When an ex-soldier who served alongside his dad shows up in Macondo, Ramasan can’t help but wonder about the father he barely knew. This man, Isa (Aslan Elbiev, a sensitive-looking actor with three fingers missing from his left hand), is infinitely patient with the boy and wants to help his friend’s widow in any way he can. Even so, Ramasan is slow to trust the stranger, opening up to him one moment and turning on him the next with the understandably contradictory hesitation of a traumatized child.
Like so many kid-centric foreign films, “Macondo” benefits from the fact English-speaking auds can’t judge the line readings, relying on Minkailov’s stormy intensity and facial expressions that project the decision-making gears turning beneath.
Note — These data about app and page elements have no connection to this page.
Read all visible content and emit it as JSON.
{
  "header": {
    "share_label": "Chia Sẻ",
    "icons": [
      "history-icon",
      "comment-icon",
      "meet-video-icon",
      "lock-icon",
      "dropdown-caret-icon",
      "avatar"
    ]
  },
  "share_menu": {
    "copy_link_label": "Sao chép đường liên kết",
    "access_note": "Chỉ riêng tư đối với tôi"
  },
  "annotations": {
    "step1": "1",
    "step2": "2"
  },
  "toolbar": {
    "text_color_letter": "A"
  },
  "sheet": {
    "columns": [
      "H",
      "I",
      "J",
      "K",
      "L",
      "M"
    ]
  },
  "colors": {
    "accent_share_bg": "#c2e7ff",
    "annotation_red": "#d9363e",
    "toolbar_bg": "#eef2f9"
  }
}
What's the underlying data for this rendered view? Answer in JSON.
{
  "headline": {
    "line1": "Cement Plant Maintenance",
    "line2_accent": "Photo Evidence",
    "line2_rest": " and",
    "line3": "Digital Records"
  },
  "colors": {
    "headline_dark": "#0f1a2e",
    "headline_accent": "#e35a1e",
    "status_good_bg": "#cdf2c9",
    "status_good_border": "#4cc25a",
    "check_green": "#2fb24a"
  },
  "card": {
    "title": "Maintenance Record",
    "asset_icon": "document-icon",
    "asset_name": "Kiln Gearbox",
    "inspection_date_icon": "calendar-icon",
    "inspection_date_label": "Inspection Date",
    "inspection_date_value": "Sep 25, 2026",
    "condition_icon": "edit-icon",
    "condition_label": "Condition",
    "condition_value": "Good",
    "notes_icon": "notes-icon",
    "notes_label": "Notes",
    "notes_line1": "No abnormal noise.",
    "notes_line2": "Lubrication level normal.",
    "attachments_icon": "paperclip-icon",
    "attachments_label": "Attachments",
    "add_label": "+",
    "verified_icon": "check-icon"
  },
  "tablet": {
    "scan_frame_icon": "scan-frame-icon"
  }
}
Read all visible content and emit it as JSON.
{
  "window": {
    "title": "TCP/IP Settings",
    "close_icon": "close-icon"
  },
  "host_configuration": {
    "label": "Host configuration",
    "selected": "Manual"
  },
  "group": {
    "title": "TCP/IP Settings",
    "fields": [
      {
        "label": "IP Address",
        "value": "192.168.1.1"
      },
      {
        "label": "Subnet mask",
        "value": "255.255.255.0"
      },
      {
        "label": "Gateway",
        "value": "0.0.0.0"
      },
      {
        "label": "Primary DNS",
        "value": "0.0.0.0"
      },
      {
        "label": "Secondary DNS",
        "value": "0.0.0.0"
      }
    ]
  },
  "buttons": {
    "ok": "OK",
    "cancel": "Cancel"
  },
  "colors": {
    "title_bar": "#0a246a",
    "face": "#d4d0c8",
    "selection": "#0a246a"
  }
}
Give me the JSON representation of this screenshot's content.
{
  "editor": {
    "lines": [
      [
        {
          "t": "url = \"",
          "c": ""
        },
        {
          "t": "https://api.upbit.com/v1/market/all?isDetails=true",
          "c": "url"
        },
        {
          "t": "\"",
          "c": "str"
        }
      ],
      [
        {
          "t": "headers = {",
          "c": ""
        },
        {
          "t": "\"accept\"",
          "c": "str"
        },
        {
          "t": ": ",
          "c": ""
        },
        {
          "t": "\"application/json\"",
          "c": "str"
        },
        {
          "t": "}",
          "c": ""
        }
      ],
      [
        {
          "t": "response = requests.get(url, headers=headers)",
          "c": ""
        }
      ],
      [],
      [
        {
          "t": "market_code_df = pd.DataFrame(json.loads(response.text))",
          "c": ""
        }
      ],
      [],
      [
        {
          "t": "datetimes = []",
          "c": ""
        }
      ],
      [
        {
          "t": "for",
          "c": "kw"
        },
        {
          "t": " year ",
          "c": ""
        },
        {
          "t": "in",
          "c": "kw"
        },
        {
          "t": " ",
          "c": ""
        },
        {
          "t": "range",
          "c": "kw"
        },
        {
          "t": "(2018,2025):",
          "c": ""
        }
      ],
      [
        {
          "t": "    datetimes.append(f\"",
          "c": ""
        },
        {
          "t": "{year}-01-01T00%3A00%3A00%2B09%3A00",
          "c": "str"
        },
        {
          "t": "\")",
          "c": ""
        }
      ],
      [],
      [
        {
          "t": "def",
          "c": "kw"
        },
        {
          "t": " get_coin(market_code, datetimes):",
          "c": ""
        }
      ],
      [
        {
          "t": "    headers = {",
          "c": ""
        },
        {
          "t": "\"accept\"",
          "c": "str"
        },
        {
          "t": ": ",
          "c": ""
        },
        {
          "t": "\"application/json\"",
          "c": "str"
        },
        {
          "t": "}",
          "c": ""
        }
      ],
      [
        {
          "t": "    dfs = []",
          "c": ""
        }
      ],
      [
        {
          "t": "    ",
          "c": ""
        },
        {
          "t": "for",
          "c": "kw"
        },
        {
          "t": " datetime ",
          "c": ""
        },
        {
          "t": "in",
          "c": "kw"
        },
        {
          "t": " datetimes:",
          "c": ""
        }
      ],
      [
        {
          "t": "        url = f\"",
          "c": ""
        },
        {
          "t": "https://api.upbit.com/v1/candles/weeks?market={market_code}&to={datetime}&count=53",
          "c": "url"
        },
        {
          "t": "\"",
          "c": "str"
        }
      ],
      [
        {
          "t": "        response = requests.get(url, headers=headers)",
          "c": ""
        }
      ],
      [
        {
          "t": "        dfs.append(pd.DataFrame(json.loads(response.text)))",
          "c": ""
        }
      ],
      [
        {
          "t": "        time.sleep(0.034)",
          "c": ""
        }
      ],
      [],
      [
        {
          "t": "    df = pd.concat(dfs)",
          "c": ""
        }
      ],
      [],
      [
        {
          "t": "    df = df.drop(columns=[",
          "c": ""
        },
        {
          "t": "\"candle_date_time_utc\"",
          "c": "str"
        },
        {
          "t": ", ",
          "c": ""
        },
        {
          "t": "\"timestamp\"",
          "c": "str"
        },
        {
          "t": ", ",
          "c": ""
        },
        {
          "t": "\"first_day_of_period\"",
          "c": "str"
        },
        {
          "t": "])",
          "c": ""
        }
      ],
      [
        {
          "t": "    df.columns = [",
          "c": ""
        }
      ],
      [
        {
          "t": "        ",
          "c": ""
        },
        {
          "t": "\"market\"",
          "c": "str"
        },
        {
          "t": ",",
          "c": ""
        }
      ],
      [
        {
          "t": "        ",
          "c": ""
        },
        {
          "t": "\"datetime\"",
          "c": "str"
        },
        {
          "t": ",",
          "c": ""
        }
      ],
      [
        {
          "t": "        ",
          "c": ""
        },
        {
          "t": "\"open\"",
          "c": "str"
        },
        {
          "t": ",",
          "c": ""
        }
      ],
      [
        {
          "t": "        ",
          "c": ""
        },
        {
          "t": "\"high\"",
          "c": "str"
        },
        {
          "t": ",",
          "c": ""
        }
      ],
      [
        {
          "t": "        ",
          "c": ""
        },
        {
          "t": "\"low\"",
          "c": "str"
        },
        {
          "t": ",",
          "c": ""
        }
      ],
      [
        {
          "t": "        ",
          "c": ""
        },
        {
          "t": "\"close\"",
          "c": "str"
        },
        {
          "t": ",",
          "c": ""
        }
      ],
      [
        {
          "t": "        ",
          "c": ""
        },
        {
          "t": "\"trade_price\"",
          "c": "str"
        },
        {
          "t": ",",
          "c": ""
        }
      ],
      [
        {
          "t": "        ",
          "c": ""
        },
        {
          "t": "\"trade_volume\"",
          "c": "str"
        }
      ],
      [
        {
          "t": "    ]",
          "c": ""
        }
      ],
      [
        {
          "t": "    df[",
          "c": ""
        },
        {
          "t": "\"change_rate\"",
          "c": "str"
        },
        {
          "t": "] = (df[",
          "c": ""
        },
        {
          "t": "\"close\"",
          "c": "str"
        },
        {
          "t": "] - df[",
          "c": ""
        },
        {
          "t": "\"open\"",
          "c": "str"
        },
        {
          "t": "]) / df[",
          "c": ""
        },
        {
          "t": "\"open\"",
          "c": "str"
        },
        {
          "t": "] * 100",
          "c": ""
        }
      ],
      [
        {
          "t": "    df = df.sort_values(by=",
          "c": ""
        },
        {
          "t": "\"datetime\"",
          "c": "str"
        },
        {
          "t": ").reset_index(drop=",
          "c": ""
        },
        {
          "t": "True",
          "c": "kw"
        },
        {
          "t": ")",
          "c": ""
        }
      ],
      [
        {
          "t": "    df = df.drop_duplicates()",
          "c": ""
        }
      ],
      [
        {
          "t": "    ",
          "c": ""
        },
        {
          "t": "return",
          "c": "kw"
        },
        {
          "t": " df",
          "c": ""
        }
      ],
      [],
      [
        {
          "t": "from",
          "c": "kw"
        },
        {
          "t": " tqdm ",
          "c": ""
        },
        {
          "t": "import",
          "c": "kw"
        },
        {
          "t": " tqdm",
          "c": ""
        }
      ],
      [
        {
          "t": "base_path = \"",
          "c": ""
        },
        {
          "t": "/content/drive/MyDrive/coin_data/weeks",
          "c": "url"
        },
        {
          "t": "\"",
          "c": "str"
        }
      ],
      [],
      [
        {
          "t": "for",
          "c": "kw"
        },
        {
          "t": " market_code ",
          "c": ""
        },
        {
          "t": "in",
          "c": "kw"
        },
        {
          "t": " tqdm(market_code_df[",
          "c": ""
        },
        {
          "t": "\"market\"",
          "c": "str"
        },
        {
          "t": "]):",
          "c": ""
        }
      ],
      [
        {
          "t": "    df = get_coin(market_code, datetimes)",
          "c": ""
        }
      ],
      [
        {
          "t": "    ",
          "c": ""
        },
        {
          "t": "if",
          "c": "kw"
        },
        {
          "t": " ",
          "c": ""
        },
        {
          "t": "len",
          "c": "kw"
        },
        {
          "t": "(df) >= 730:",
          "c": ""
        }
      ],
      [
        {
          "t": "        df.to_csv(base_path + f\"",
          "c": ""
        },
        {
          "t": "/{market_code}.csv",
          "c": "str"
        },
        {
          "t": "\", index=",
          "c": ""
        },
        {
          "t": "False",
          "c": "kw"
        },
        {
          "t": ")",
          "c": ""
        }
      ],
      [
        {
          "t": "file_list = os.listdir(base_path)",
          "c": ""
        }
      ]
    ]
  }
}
Shot in sequence and improvised according to a script Mortezai never shared with her cast, the narrative unfolds patiently, its crisp scenes clearly capturing each stage in Ramasan’s transformation from carefree youth (spinning his sisters in a shopping cart) to pint-sized patriarch (brandishing a knife with the intent to kill), while relying on auds to make sense of his increasingly tempestuous behavior.
Though the story ultimately proves quite simple, Mortezai maintains the suspenseful impression that things could go in any direction along the way: Young Ramasan is both vulnerable enough to be abused, and capable of sudden, unprovoked anger. Will he be victim or aggressor? Is this story the prelude to a tragedy, or the optimistic account of a difficult life finding its way back on track? Without the slightest hint of manipulation, “Macondo” allows audiences to discover Ramasan’s fate for themselves, opening its heart to a character who becomes our connection to an incredibly foreign lifestyle, just arm’s reach from opportunity the rest of us take for granted.